=== Section Start ===

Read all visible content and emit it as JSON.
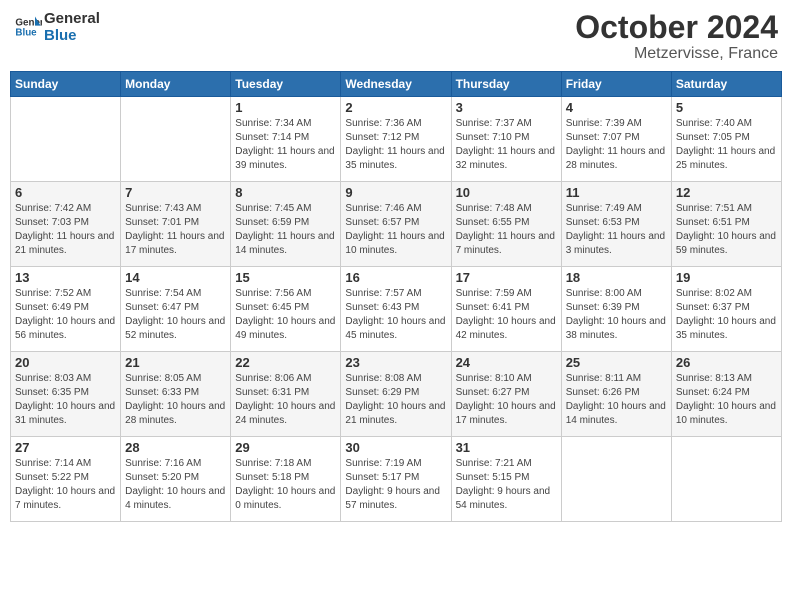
{
  "logo": {
    "line1": "General",
    "line2": "Blue"
  },
  "title": "October 2024",
  "location": "Metzervisse, France",
  "weekdays": [
    "Sunday",
    "Monday",
    "Tuesday",
    "Wednesday",
    "Thursday",
    "Friday",
    "Saturday"
  ],
  "weeks": [
    [
      {
        "day": "",
        "sunrise": "",
        "sunset": "",
        "daylight": ""
      },
      {
        "day": "",
        "sunrise": "",
        "sunset": "",
        "daylight": ""
      },
      {
        "day": "1",
        "sunrise": "Sunrise: 7:34 AM",
        "sunset": "Sunset: 7:14 PM",
        "daylight": "Daylight: 11 hours and 39 minutes."
      },
      {
        "day": "2",
        "sunrise": "Sunrise: 7:36 AM",
        "sunset": "Sunset: 7:12 PM",
        "daylight": "Daylight: 11 hours and 35 minutes."
      },
      {
        "day": "3",
        "sunrise": "Sunrise: 7:37 AM",
        "sunset": "Sunset: 7:10 PM",
        "daylight": "Daylight: 11 hours and 32 minutes."
      },
      {
        "day": "4",
        "sunrise": "Sunrise: 7:39 AM",
        "sunset": "Sunset: 7:07 PM",
        "daylight": "Daylight: 11 hours and 28 minutes."
      },
      {
        "day": "5",
        "sunrise": "Sunrise: 7:40 AM",
        "sunset": "Sunset: 7:05 PM",
        "daylight": "Daylight: 11 hours and 25 minutes."
      }
    ],
    [
      {
        "day": "6",
        "sunrise": "Sunrise: 7:42 AM",
        "sunset": "Sunset: 7:03 PM",
        "daylight": "Daylight: 11 hours and 21 minutes."
      },
      {
        "day": "7",
        "sunrise": "Sunrise: 7:43 AM",
        "sunset": "Sunset: 7:01 PM",
        "daylight": "Daylight: 11 hours and 17 minutes."
      },
      {
        "day": "8",
        "sunrise": "Sunrise: 7:45 AM",
        "sunset": "Sunset: 6:59 PM",
        "daylight": "Daylight: 11 hours and 14 minutes."
      },
      {
        "day": "9",
        "sunrise": "Sunrise: 7:46 AM",
        "sunset": "Sunset: 6:57 PM",
        "daylight": "Daylight: 11 hours and 10 minutes."
      },
      {
        "day": "10",
        "sunrise": "Sunrise: 7:48 AM",
        "sunset": "Sunset: 6:55 PM",
        "daylight": "Daylight: 11 hours and 7 minutes."
      },
      {
        "day": "11",
        "sunrise": "Sunrise: 7:49 AM",
        "sunset": "Sunset: 6:53 PM",
        "daylight": "Daylight: 11 hours and 3 minutes."
      },
      {
        "day": "12",
        "sunrise": "Sunrise: 7:51 AM",
        "sunset": "Sunset: 6:51 PM",
        "daylight": "Daylight: 10 hours and 59 minutes."
      }
    ],
    [
      {
        "day": "13",
        "sunrise": "Sunrise: 7:52 AM",
        "sunset": "Sunset: 6:49 PM",
        "daylight": "Daylight: 10 hours and 56 minutes."
      },
      {
        "day": "14",
        "sunrise": "Sunrise: 7:54 AM",
        "sunset": "Sunset: 6:47 PM",
        "daylight": "Daylight: 10 hours and 52 minutes."
      },
      {
        "day": "15",
        "sunrise": "Sunrise: 7:56 AM",
        "sunset": "Sunset: 6:45 PM",
        "daylight": "Daylight: 10 hours and 49 minutes."
      },
      {
        "day": "16",
        "sunrise": "Sunrise: 7:57 AM",
        "sunset": "Sunset: 6:43 PM",
        "daylight": "Daylight: 10 hours and 45 minutes."
      },
      {
        "day": "17",
        "sunrise": "Sunrise: 7:59 AM",
        "sunset": "Sunset: 6:41 PM",
        "daylight": "Daylight: 10 hours and 42 minutes."
      },
      {
        "day": "18",
        "sunrise": "Sunrise: 8:00 AM",
        "sunset": "Sunset: 6:39 PM",
        "daylight": "Daylight: 10 hours and 38 minutes."
      },
      {
        "day": "19",
        "sunrise": "Sunrise: 8:02 AM",
        "sunset": "Sunset: 6:37 PM",
        "daylight": "Daylight: 10 hours and 35 minutes."
      }
    ],
    [
      {
        "day": "20",
        "sunrise": "Sunrise: 8:03 AM",
        "sunset": "Sunset: 6:35 PM",
        "daylight": "Daylight: 10 hours and 31 minutes."
      },
      {
        "day": "21",
        "sunrise": "Sunrise: 8:05 AM",
        "sunset": "Sunset: 6:33 PM",
        "daylight": "Daylight: 10 hours and 28 minutes."
      },
      {
        "day": "22",
        "sunrise": "Sunrise: 8:06 AM",
        "sunset": "Sunset: 6:31 PM",
        "daylight": "Daylight: 10 hours and 24 minutes."
      },
      {
        "day": "23",
        "sunrise": "Sunrise: 8:08 AM",
        "sunset": "Sunset: 6:29 PM",
        "daylight": "Daylight: 10 hours and 21 minutes."
      },
      {
        "day": "24",
        "sunrise": "Sunrise: 8:10 AM",
        "sunset": "Sunset: 6:27 PM",
        "daylight": "Daylight: 10 hours and 17 minutes."
      },
      {
        "day": "25",
        "sunrise": "Sunrise: 8:11 AM",
        "sunset": "Sunset: 6:26 PM",
        "daylight": "Daylight: 10 hours and 14 minutes."
      },
      {
        "day": "26",
        "sunrise": "Sunrise: 8:13 AM",
        "sunset": "Sunset: 6:24 PM",
        "daylight": "Daylight: 10 hours and 10 minutes."
      }
    ],
    [
      {
        "day": "27",
        "sunrise": "Sunrise: 7:14 AM",
        "sunset": "Sunset: 5:22 PM",
        "daylight": "Daylight: 10 hours and 7 minutes."
      },
      {
        "day": "28",
        "sunrise": "Sunrise: 7:16 AM",
        "sunset": "Sunset: 5:20 PM",
        "daylight": "Daylight: 10 hours and 4 minutes."
      },
      {
        "day": "29",
        "sunrise": "Sunrise: 7:18 AM",
        "sunset": "Sunset: 5:18 PM",
        "daylight": "Daylight: 10 hours and 0 minutes."
      },
      {
        "day": "30",
        "sunrise": "Sunrise: 7:19 AM",
        "sunset": "Sunset: 5:17 PM",
        "daylight": "Daylight: 9 hours and 57 minutes."
      },
      {
        "day": "31",
        "sunrise": "Sunrise: 7:21 AM",
        "sunset": "Sunset: 5:15 PM",
        "daylight": "Daylight: 9 hours and 54 minutes."
      },
      {
        "day": "",
        "sunrise": "",
        "sunset": "",
        "daylight": ""
      },
      {
        "day": "",
        "sunrise": "",
        "sunset": "",
        "daylight": ""
      }
    ]
  ]
}
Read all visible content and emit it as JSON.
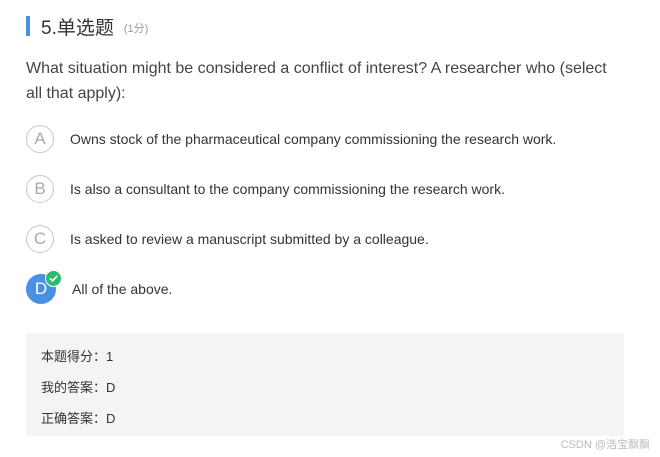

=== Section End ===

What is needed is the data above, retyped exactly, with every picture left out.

Read all visible content and emit it as JSON.
{
  "logo": {
    "line1": "General",
    "line2": "Blue"
  },
  "title": "October 2024",
  "location": "Metzervisse, France",
  "weekdays": [
    "Sunday",
    "Monday",
    "Tuesday",
    "Wednesday",
    "Thursday",
    "Friday",
    "Saturday"
  ],
  "weeks": [
    [
      {
        "day": "",
        "sunrise": "",
        "sunset": "",
        "daylight": ""
      },
      {
        "day": "",
        "sunrise": "",
        "sunset": "",
        "daylight": ""
      },
      {
        "day": "1",
        "sunrise": "Sunrise: 7:34 AM",
        "sunset": "Sunset: 7:14 PM",
        "daylight": "Daylight: 11 hours and 39 minutes."
      },
      {
        "day": "2",
        "sunrise": "Sunrise: 7:36 AM",
        "sunset": "Sunset: 7:12 PM",
        "daylight": "Daylight: 11 hours and 35 minutes."
      },
      {
        "day": "3",
        "sunrise": "Sunrise: 7:37 AM",
        "sunset": "Sunset: 7:10 PM",
        "daylight": "Daylight: 11 hours and 32 minutes."
      },
      {
        "day": "4",
        "sunrise": "Sunrise: 7:39 AM",
        "sunset": "Sunset: 7:07 PM",
        "daylight": "Daylight: 11 hours and 28 minutes."
      },
      {
        "day": "5",
        "sunrise": "Sunrise: 7:40 AM",
        "sunset": "Sunset: 7:05 PM",
        "daylight": "Daylight: 11 hours and 25 minutes."
      }
    ],
    [
      {
        "day": "6",
        "sunrise": "Sunrise: 7:42 AM",
        "sunset": "Sunset: 7:03 PM",
        "daylight": "Daylight: 11 hours and 21 minutes."
      },
      {
        "day": "7",
        "sunrise": "Sunrise: 7:43 AM",
        "sunset": "Sunset: 7:01 PM",
        "daylight": "Daylight: 11 hours and 17 minutes."
      },
      {
        "day": "8",
        "sunrise": "Sunrise: 7:45 AM",
        "sunset": "Sunset: 6:59 PM",
        "daylight": "Daylight: 11 hours and 14 minutes."
      },
      {
        "day": "9",
        "sunrise": "Sunrise: 7:46 AM",
        "sunset": "Sunset: 6:57 PM",
        "daylight": "Daylight: 11 hours and 10 minutes."
      },
      {
        "day": "10",
        "sunrise": "Sunrise: 7:48 AM",
        "sunset": "Sunset: 6:55 PM",
        "daylight": "Daylight: 11 hours and 7 minutes."
      },
      {
        "day": "11",
        "sunrise": "Sunrise: 7:49 AM",
        "sunset": "Sunset: 6:53 PM",
        "daylight": "Daylight: 11 hours and 3 minutes."
      },
      {
        "day": "12",
        "sunrise": "Sunrise: 7:51 AM",
        "sunset": "Sunset: 6:51 PM",
        "daylight": "Daylight: 10 hours and 59 minutes."
      }
    ],
    [
      {
        "day": "13",
        "sunrise": "Sunrise: 7:52 AM",
        "sunset": "Sunset: 6:49 PM",
        "daylight": "Daylight: 10 hours and 56 minutes."
      },
      {
        "day": "14",
        "sunrise": "Sunrise: 7:54 AM",
        "sunset": "Sunset: 6:47 PM",
        "daylight": "Daylight: 10 hours and 52 minutes."
      },
      {
        "day": "15",
        "sunrise": "Sunrise: 7:56 AM",
        "sunset": "Sunset: 6:45 PM",
        "daylight": "Daylight: 10 hours and 49 minutes."
      },
      {
        "day": "16",
        "sunrise": "Sunrise: 7:57 AM",
        "sunset": "Sunset: 6:43 PM",
        "daylight": "Daylight: 10 hours and 45 minutes."
      },
      {
        "day": "17",
        "sunrise": "Sunrise: 7:59 AM",
        "sunset": "Sunset: 6:41 PM",
        "daylight": "Daylight: 10 hours and 42 minutes."
      },
      {
        "day": "18",
        "sunrise": "Sunrise: 8:00 AM",
        "sunset": "Sunset: 6:39 PM",
        "daylight": "Daylight: 10 hours and 38 minutes."
      },
      {
        "day": "19",
        "sunrise": "Sunrise: 8:02 AM",
        "sunset": "Sunset: 6:37 PM",
        "daylight": "Daylight: 10 hours and 35 minutes."
      }
    ],
    [
      {
        "day": "20",
        "sunrise": "Sunrise: 8:03 AM",
        "sunset": "Sunset: 6:35 PM",
        "daylight": "Daylight: 10 hours and 31 minutes."
      },
      {
        "day": "21",
        "sunrise": "Sunrise: 8:05 AM",
        "sunset": "Sunset: 6:33 PM",
        "daylight": "Daylight: 10 hours and 28 minutes."
      },
      {
        "day": "22",
        "sunrise": "Sunrise: 8:06 AM",
        "sunset": "Sunset: 6:31 PM",
        "daylight": "Daylight: 10 hours and 24 minutes."
      },
      {
        "day": "23",
        "sunrise": "Sunrise: 8:08 AM",
        "sunset": "Sunset: 6:29 PM",
        "daylight": "Daylight: 10 hours and 21 minutes."
      },
      {
        "day": "24",
        "sunrise": "Sunrise: 8:10 AM",
        "sunset": "Sunset: 6:27 PM",
        "daylight": "Daylight: 10 hours and 17 minutes."
      },
      {
        "day": "25",
        "sunrise": "Sunrise: 8:11 AM",
        "sunset": "Sunset: 6:26 PM",
        "daylight": "Daylight: 10 hours and 14 minutes."
      },
      {
        "day": "26",
        "sunrise": "Sunrise: 8:13 AM",
        "sunset": "Sunset: 6:24 PM",
        "daylight": "Daylight: 10 hours and 10 minutes."
      }
    ],
    [
      {
        "day": "27",
        "sunrise": "Sunrise: 7:14 AM",
        "sunset": "Sunset: 5:22 PM",
        "daylight": "Daylight: 10 hours and 7 minutes."
      },
      {
        "day": "28",
        "sunrise": "Sunrise: 7:16 AM",
        "sunset": "Sunset: 5:20 PM",
        "daylight": "Daylight: 10 hours and 4 minutes."
      },
      {
        "day": "29",
        "sunrise": "Sunrise: 7:18 AM",
        "sunset": "Sunset: 5:18 PM",
        "daylight": "Daylight: 10 hours and 0 minutes."
      },
      {
        "day": "30",
        "sunrise": "Sunrise: 7:19 AM",
        "sunset": "Sunset: 5:17 PM",
        "daylight": "Daylight: 9 hours and 57 minutes."
      },
      {
        "day": "31",
        "sunrise": "Sunrise: 7:21 AM",
        "sunset": "Sunset: 5:15 PM",
        "daylight": "Daylight: 9 hours and 54 minutes."
      },
      {
        "day": "",
        "sunrise": "",
        "sunset": "",
        "daylight": ""
      },
      {
        "day": "",
        "sunrise": "",
        "sunset": "",
        "daylight": ""
      }
    ]
  ]
}
Read all visible content and emit it as JSON.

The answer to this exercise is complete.